First of all, the orchestra was impeccable. Our conductor Sean Newhouse selected extremely talented players and was an incredible musician and leader. Cassandra Lovering has a reputation for staging “honestly”, which really brought out the best in our singing actors. I think the combination of her staging and Mike Bromberg’s impressive lighting design allowed the audience to become lost in the world of Hansel and Gretel despite minimal sets and a somewhat difficult venue. Within five minutes, I forgot that Jacque Kress was a girl and not a little boy with mischievous ways and a ton of energy. Oriana Dunlop delighted everyone in the audience with her wildly funny witch antics. Bethany Worrell lulled us all into a trance as the Dew Fairy with her smooth and luxurious voice. There were so many special moments. I was very proud of everyone involved.
Do you ever perform? Why or why not?
I perform regularly with orchestras and opera companies other than MetroWest Opera (visit my website at www.danavarga.com to see my calendar). I try to perform with MetroWest Opera just about every other season, when possible. I love to be immersed in the production and soak up everything I have worked so hard to build. And, from a practical standpoint, many of our donors and patrons are personal friends, colleagues, and contacts, so they ask me to sing with MetroWest Opera as often as possible.
How would you respond if someone said that they didn’t like opera? Why do you think that it’s important for reviewers and critics to review opera?
If someone has been exposed to lots of opera and decided that they didn’t like it, I can respect that. It isn’t for everyone . . . I have watched a lot of baseball but I just can’t seem to get into it. However, if someone “doesn’t like opera” because they haven’t given it a chance, I would try to convince them to get out into their community and see for themselves what it is all about. Often, people are pleasantly surprised. It is an exciting and visceral experience to witness trained, talented, unamplified opera singers live! There are many reasons that having opera reviewed is important. I would say the top two reasons are that: a) it helps spread word about the show to the community and can encourage folks that might not have been interested to come out and see it, and b) the singers need reviews in order to build their own portfolios and websites. Again, my company exists primarily to serve the singers. I want their talent to be recognized!
What are some of the operas that you would love to produce? Why?
Well, my two favorite operas are Turandot by Puccini and Der Rosenkavalier by Strauss. I think they both expose the human condition so beautifully and poignantly, and the music is to die for. Some operas (and musicals!) that I also love and are perhaps more realistic for MetroWest Opera’s future are Mozart’s Le Nozze di Figaro, Sondheim’s A Little Night Music, Puccini’s La Boheme, Adamo’s Little Women, and Weill’s Street Scene.
What is your favorite song? Favorite lyric?
My favorite song is "Stay (I Missed You)" by Lisa Loeb. My favorite lyrics are from a different song, which is from Edith Piaf’s "Je ne regrette rien." In English, the translation of my favorite lyrics in this song are “No, I regret nothing… because my life, my joys…today, they begin with you.”

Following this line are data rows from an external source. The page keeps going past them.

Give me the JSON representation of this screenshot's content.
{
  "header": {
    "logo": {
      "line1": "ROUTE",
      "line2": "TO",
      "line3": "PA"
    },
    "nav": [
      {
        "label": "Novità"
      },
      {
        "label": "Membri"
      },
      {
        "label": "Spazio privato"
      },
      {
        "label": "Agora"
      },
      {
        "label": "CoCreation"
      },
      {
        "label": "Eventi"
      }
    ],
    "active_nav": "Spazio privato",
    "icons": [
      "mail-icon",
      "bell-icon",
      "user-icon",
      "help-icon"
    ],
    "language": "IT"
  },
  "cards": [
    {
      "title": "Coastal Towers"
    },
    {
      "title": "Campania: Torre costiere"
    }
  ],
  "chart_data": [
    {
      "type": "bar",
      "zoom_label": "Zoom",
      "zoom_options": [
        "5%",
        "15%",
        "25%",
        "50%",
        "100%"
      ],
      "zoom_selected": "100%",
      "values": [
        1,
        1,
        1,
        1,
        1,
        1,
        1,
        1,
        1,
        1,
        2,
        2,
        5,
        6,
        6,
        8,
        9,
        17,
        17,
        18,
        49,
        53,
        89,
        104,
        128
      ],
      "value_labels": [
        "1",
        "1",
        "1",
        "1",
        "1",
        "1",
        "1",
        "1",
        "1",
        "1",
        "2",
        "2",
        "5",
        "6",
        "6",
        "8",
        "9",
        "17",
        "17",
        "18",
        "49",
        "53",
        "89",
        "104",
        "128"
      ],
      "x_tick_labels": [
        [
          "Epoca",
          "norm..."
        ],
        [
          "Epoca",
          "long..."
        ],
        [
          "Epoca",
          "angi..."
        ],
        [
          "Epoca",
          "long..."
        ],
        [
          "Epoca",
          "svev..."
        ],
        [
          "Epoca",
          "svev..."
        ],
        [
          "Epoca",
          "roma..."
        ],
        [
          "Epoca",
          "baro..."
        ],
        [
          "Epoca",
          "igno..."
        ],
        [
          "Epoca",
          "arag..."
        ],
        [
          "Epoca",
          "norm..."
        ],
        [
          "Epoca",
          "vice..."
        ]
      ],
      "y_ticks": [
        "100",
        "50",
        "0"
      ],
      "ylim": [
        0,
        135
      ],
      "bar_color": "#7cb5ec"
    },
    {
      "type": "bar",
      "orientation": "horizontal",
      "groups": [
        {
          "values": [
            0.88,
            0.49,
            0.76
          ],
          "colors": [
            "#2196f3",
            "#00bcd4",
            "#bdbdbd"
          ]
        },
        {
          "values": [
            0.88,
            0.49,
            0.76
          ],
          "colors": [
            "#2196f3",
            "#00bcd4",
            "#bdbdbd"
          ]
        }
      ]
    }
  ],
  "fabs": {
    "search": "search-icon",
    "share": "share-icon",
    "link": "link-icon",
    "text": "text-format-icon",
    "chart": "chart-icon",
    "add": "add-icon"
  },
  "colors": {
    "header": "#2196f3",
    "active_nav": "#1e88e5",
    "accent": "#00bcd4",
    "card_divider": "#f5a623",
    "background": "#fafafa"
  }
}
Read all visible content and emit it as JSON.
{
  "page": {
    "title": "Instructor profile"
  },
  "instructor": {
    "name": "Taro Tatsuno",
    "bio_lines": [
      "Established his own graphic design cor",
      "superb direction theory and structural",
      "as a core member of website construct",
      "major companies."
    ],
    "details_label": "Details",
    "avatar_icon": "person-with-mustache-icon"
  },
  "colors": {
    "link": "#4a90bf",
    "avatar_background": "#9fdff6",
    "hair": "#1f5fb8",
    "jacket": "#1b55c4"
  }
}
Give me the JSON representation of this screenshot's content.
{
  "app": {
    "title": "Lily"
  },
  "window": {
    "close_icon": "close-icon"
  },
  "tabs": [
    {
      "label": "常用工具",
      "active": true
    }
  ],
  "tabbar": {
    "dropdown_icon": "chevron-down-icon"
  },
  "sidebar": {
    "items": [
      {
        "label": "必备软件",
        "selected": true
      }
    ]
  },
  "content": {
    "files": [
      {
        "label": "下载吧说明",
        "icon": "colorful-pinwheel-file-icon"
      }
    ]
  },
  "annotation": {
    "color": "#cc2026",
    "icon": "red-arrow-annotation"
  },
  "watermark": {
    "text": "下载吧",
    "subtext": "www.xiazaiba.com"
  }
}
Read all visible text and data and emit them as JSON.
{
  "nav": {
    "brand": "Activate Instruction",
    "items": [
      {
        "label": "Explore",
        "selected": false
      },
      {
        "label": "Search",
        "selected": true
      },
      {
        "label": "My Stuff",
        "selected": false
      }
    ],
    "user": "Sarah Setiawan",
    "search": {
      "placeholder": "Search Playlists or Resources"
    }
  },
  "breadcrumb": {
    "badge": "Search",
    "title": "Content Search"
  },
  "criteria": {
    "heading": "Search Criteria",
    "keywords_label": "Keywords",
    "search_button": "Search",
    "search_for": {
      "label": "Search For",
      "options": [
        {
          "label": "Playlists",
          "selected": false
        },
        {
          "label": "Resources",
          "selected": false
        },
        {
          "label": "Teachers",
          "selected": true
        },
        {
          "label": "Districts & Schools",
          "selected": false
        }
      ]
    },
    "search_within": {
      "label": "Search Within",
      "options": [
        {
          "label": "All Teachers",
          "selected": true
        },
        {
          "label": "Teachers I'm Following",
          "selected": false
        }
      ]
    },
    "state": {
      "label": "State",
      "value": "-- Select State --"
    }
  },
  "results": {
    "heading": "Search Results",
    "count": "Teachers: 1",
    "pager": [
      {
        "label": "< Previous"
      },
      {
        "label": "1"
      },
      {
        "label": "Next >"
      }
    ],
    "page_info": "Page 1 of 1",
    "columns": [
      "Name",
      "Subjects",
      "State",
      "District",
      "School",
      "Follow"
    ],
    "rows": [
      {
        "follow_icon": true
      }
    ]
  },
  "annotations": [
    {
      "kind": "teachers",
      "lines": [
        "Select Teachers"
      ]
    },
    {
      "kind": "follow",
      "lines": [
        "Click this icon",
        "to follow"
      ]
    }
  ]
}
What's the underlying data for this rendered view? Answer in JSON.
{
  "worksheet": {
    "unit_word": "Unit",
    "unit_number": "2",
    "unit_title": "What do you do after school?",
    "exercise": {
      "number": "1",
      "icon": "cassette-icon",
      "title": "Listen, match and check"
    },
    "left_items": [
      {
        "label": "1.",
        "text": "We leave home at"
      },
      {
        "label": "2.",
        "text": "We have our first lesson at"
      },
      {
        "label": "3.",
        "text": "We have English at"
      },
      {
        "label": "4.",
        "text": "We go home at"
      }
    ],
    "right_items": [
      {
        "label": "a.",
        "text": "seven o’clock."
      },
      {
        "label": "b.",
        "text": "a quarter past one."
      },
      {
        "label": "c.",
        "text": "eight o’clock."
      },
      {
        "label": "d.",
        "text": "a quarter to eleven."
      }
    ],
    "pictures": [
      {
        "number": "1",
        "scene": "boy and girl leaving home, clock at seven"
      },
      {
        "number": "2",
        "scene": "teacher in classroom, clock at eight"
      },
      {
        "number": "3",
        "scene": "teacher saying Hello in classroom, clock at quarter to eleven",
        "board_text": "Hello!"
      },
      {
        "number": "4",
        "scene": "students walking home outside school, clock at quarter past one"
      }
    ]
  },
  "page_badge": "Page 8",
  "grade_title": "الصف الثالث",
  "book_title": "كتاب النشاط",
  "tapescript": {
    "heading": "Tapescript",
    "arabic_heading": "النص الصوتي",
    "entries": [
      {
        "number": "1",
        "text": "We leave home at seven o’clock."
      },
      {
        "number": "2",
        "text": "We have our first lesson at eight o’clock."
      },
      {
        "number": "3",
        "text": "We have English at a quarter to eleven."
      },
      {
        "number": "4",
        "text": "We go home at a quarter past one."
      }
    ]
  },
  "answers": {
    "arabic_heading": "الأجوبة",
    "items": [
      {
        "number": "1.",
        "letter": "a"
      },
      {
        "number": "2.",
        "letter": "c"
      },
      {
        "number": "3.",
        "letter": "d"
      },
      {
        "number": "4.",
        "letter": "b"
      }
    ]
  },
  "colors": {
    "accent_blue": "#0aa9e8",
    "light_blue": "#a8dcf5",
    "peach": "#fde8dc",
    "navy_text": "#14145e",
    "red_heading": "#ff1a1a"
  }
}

If you could be on any reality TV show, which would you choose? Why? Would you win?
If I could be on any reality TV show, I would choose America’s Next Top Model (“plus size” edition). I would obviously win because I’m curvy and have killer bitch face, which translates really well in pictures . . . I would really have to work on my walk, though!
What is one thing that you would like to share with our ArtsImpulse readers?
I recently wrote an article in which I strongly advocate for the "correlating career." This is a second career that one pursues alongside a performance career, not a "back-up plan," "fall back" or "plan B." I believe that singers should plan on a correlating career from the very start of their career mapping. Having a strong second skill set is key for success in today’s classical singing business to ensure financial stability and personal satisfaction.